Dear Rt. Hon Alban S.K. Bagbin,
The quieter the sirens, the louder our voices can be in building a better future for Ghana.
I hope this letter finds you well and in good health. Imagine a classroom filled with eager students, poised to absorb knowledge like sponges. Now, imagine their place of studies being bombarded by sirens blaring from the motorcades of our honorable Members of Parliament (MPs) and Ministers. This is the reality at the Ghana Institute of Journalism (GIJ), and it’s a situation that’s causing quite a stir.
In this letter, I address you, Right Honourable Speaker of Parliament, bringing to your attention a matter that not only affects the students and lecturers at GIJ but also reflects the need for a balance between security and the right to a conducive learning environment.
As we approach the commencement of a new academic year at the Ghana Institute of Journalism (GIJ), the road leading to Parliament House (Adjacent to the British High Commission, Abdul Nasser Rd. Ridge, Accra) often frequented by our nation’s elected representatives has become a corridor of clamor. The loud sirens and motorcade convoys accompanying these dignitaries have transformed our tranquil academic vicinity into a hub of noise pollution.
After all, GIJ is not just a place of learning; it’s a sanctuary for aspiring journalists and communicators, individuals dedicated to shaping the future of our nation. But how can we craft the stories of tomorrow if our classrooms are besieged by the CACOPHONY of sirens?
It is imperative to acknowledge that both students at GIJ and our parliamentary representatives are essential stakeholders in the future of our nation. We, the students, attend GIJ with the sincere desire to learn, contribute, and serve our country. Similarly, our elected officials convene in Parliament to deliberate and make decisions that shape our nation’s destiny.

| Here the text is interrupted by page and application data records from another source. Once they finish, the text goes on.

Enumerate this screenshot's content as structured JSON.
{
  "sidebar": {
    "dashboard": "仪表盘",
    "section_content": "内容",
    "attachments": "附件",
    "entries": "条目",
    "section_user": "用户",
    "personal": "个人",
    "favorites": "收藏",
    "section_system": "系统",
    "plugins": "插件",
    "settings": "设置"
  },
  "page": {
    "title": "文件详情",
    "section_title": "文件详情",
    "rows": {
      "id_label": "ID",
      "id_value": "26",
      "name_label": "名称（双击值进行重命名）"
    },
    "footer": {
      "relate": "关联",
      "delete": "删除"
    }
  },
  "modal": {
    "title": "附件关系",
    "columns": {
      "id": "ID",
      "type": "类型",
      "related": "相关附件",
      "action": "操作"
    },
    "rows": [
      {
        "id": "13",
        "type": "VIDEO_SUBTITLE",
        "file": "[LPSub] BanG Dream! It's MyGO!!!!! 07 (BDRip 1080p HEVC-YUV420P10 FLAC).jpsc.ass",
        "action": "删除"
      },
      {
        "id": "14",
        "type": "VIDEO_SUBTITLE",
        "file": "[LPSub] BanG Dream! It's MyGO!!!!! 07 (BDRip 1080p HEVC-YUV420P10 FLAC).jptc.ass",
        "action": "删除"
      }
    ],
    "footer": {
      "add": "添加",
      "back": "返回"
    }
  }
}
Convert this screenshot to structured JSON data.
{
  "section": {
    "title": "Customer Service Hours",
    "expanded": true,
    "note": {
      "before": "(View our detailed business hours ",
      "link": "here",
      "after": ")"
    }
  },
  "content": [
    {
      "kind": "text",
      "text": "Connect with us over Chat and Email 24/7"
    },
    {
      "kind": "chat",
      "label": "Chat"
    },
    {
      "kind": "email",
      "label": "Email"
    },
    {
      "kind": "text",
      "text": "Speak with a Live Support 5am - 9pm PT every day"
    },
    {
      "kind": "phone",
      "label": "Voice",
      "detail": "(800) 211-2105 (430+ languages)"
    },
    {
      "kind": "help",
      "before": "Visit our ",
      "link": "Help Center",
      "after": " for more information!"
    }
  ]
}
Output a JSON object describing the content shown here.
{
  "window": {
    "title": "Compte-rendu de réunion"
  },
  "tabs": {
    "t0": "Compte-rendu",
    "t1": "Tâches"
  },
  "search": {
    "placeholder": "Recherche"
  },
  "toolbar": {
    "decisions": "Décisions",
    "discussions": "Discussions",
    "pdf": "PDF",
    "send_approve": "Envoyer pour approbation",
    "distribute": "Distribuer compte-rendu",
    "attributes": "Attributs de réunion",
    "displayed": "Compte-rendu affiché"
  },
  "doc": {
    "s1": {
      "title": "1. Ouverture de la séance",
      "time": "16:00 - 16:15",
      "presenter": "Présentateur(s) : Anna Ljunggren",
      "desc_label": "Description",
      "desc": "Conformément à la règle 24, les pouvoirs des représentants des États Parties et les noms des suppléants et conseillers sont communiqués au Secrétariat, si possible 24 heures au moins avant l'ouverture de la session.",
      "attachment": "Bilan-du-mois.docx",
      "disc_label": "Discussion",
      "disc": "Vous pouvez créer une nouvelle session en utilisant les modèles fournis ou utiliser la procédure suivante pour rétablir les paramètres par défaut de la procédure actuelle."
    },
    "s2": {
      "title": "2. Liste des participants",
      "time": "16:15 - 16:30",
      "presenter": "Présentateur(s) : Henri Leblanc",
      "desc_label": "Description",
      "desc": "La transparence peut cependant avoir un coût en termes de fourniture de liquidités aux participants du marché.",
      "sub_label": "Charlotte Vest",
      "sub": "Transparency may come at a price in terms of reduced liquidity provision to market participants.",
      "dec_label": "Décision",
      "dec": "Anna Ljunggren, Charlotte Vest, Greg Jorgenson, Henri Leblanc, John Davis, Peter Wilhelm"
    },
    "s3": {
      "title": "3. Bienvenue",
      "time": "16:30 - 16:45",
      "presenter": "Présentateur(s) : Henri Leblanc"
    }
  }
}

However, the relentless noise pollution generated by these motorcades disrupts our educational pursuits, disturbs our concentration, and creates an unfavorable learning environment.
Mr. Speaker, this letter is not an indictment but a plea—a plea for consideration, for understanding, and for a harmonious resolution. We fully recognize the necessity of security measures for our elected officials, and we hold deep respect for their roles in our democracy. Nevertheless, we believe that a middle ground can be reached—one that upholds the sanctity of both our parliamentary proceedings and the educational mission of GIJ.
In the spirit of compromise and shared responsibility, we propose exploring alternative routes or quieter modes of transportation for our MPs and Ministers. By doing so, we can mitigate the disturbance caused by motorcade sirens without compromising the security and dignity of our leaders.
In closing, I extend my profound respect for your office and the diligent work undertaken therein. May this letter be a catalyst for positive change, one that paves the way for a GIJ where the pursuit of knowledge and the deliberation of our leaders can coexist harmoniously.
Adjei Dickens Ofori Asare